■ **EXERCISE DESCRIPTION**
Write the listing out again word for word, excluding any pictures.

------------------------------------------------------------------------

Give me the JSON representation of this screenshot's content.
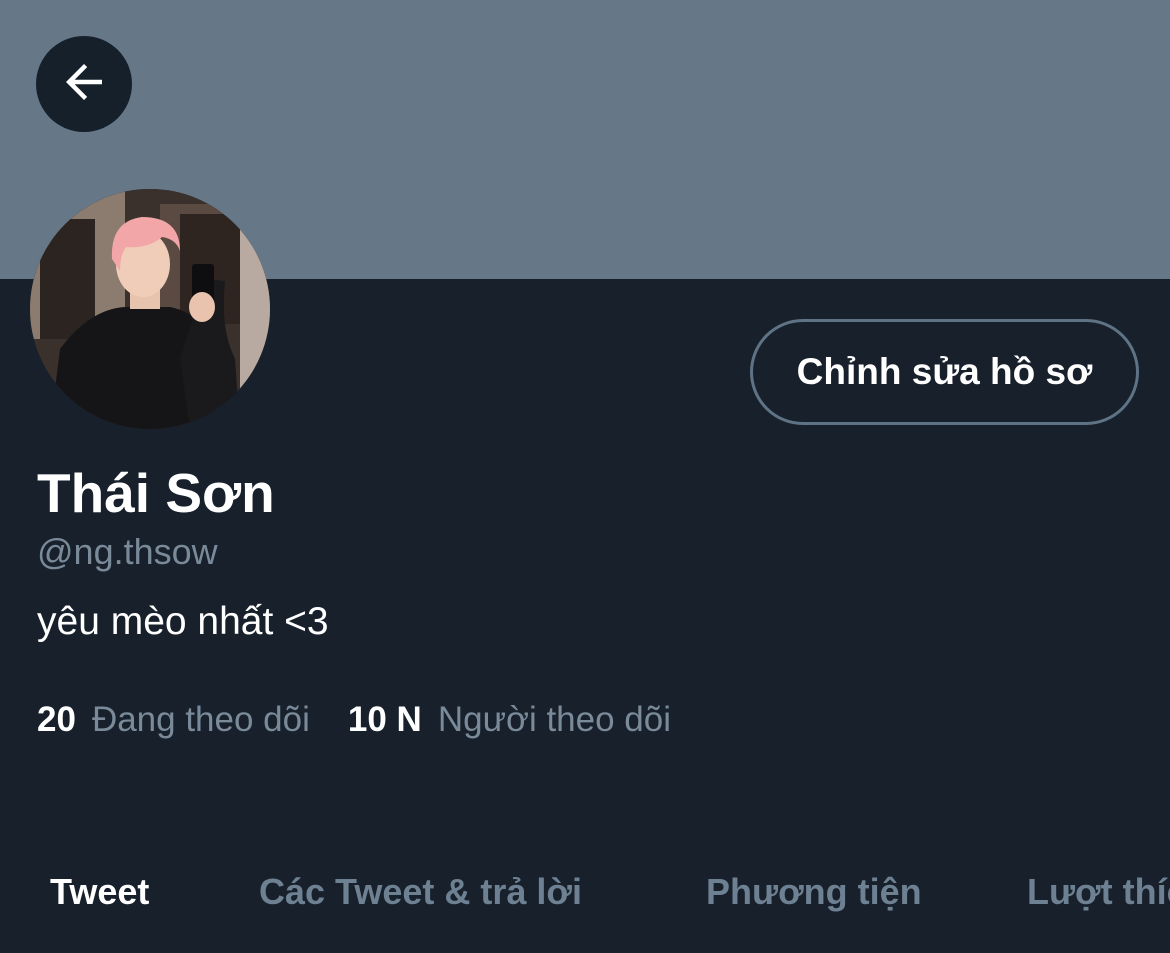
{
  "header": {
    "back_icon": "arrow-left-icon"
  },
  "profile": {
    "display_name": "Thái Sơn",
    "handle": "@ng.thsow",
    "bio": "yêu mèo nhất <3",
    "edit_button_label": "Chỉnh sửa hồ sơ"
  },
  "stats": {
    "following_count": "20",
    "following_label": "Đang theo dõi",
    "followers_count": "10 N",
    "followers_label": "Người theo dõi"
  },
  "tabs": [
    {
      "label": "Tweet",
      "active": true
    },
    {
      "label": "Các Tweet & trả lời",
      "active": false
    },
    {
      "label": "Phương tiện",
      "active": false
    },
    {
      "label": "Lượt thích",
      "active": false
    }
  ],
  "colors": {
    "banner": "#667788",
    "background": "#17202b",
    "text_primary": "#ffffff",
    "text_secondary": "#7a8a99",
    "button_border": "#5f7386"
  }
}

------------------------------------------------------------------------

■ **WRITTEN ANSWER**
Give me the JSON representation of this screenshot's content.
{
  "header": {
    "back_icon": "arrow-left-icon"
  },
  "profile": {
    "display_name": "Thái Sơn",
    "handle": "@ng.thsow",
    "bio": "yêu mèo nhất <3",
    "edit_button_label": "Chỉnh sửa hồ sơ"
  },
  "stats": {
    "following_count": "20",
    "following_label": "Đang theo dõi",
    "followers_count": "10 N",
    "followers_label": "Người theo dõi"
  },
  "tabs": [
    {
      "label": "Tweet",
      "active": true
    },
    {
      "label": "Các Tweet & trả lời",
      "active": false
    },
    {
      "label": "Phương tiện",
      "active": false
    },
    {
      "label": "Lượt thích",
      "active": false
    }
  ],
  "colors": {
    "banner": "#667788",
    "background": "#17202b",
    "text_primary": "#ffffff",
    "text_secondary": "#7a8a99",
    "button_border": "#5f7386"
  }
}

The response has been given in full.